> _Required action_
Note each line of the entries that includes "빗맞아도". Then copy those lines.

Source data section start

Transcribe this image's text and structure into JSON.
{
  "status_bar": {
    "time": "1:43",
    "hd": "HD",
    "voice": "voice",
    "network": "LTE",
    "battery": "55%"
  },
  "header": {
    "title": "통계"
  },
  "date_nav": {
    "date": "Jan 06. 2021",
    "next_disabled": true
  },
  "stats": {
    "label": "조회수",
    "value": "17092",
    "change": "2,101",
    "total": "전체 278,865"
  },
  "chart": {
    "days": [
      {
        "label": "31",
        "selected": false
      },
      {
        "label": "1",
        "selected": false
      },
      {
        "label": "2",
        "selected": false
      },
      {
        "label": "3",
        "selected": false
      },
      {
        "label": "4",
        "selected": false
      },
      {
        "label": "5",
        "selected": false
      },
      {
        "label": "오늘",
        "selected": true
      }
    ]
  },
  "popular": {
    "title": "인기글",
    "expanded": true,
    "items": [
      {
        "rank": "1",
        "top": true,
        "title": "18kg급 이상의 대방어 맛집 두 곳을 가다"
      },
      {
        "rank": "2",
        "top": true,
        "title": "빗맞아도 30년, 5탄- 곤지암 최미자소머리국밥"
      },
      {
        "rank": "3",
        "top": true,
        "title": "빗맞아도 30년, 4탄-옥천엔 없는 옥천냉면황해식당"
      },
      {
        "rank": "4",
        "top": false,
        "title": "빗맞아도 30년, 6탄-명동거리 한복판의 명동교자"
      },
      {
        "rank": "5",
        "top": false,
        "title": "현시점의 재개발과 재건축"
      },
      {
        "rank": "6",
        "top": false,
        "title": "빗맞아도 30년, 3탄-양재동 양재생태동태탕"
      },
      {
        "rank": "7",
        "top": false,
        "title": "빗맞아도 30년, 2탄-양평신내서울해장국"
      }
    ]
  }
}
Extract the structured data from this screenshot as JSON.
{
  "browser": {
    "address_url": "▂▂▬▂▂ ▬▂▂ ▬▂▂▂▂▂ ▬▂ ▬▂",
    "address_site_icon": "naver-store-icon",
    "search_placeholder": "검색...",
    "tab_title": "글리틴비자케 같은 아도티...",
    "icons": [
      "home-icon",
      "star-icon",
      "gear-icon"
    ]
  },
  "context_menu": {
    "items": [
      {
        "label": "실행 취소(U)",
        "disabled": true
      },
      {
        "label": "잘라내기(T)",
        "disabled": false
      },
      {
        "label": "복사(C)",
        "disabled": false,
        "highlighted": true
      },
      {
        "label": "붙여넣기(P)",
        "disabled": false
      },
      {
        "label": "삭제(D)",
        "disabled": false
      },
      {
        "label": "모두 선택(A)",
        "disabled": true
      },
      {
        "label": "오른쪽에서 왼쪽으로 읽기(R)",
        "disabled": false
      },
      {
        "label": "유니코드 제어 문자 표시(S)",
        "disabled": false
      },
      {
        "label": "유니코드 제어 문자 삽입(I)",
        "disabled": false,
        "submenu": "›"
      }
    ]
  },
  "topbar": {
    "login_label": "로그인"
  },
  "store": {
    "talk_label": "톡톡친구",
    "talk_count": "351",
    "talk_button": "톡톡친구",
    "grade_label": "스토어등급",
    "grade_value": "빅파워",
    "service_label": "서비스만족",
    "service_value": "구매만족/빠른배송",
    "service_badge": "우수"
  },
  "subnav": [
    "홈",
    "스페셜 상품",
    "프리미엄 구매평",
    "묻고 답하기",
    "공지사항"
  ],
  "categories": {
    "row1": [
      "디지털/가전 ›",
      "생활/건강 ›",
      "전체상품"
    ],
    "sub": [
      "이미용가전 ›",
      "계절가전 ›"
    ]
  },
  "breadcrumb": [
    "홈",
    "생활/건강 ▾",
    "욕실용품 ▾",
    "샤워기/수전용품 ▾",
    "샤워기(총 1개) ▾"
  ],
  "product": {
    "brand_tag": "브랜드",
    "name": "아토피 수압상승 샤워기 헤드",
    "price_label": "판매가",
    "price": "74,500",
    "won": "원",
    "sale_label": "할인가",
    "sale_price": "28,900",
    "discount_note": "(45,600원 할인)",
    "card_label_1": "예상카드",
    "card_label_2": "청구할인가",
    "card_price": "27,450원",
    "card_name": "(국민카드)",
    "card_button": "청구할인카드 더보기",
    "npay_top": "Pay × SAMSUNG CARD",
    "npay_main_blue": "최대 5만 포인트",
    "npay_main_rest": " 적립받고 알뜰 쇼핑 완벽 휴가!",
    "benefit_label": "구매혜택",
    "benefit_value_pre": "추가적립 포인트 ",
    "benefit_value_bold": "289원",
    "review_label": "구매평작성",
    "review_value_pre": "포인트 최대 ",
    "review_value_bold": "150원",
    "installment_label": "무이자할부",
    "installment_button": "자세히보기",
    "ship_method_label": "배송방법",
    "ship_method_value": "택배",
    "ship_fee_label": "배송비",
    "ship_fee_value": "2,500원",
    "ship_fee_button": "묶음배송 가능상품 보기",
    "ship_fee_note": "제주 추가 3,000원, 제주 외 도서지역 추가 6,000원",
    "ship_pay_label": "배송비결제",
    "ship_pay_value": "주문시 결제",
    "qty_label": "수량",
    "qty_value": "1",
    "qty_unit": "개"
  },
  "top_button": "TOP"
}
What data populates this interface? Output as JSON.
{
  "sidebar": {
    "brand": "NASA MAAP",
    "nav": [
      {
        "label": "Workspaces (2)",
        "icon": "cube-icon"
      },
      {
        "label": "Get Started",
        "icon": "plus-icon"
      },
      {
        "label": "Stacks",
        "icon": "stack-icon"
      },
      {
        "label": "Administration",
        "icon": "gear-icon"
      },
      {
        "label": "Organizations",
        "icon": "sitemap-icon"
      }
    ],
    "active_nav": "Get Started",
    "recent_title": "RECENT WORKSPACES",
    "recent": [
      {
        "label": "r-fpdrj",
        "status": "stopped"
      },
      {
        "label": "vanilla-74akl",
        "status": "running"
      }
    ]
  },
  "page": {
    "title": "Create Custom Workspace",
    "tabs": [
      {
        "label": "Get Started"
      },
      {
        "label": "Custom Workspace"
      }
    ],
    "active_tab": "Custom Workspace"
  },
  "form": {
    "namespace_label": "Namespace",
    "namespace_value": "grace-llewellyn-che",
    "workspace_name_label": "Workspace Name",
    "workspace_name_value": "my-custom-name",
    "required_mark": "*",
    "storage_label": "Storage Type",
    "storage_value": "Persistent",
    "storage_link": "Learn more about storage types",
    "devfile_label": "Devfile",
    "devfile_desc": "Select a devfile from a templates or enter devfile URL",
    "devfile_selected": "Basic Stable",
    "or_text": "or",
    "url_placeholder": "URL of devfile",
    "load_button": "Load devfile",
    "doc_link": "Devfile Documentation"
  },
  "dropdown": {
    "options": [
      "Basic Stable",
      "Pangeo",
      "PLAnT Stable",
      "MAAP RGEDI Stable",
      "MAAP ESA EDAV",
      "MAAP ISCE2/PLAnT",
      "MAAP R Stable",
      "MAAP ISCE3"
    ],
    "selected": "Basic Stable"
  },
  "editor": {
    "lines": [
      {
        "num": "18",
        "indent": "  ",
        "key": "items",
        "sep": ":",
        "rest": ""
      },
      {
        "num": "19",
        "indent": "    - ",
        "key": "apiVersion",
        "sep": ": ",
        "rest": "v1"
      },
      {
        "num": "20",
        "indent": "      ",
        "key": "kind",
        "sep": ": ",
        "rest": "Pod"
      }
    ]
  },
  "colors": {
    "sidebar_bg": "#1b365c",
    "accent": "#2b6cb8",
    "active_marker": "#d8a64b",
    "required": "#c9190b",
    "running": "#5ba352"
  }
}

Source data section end

> _Task answer_
        "title": "빗맞아도 30년, 5탄- 곤지암 최미자소머리국밥"
        "title": "빗맞아도 30년, 4탄-옥천엔 없는 옥천냉면황해식당"
        "title": "빗맞아도 30년, 6탄-명동거리 한복판의 명동교자"
        "title": "빗맞아도 30년, 3탄-양재동 양재생태동태탕"
        "title": "빗맞아도 30년, 2탄-양평신내서울해장국"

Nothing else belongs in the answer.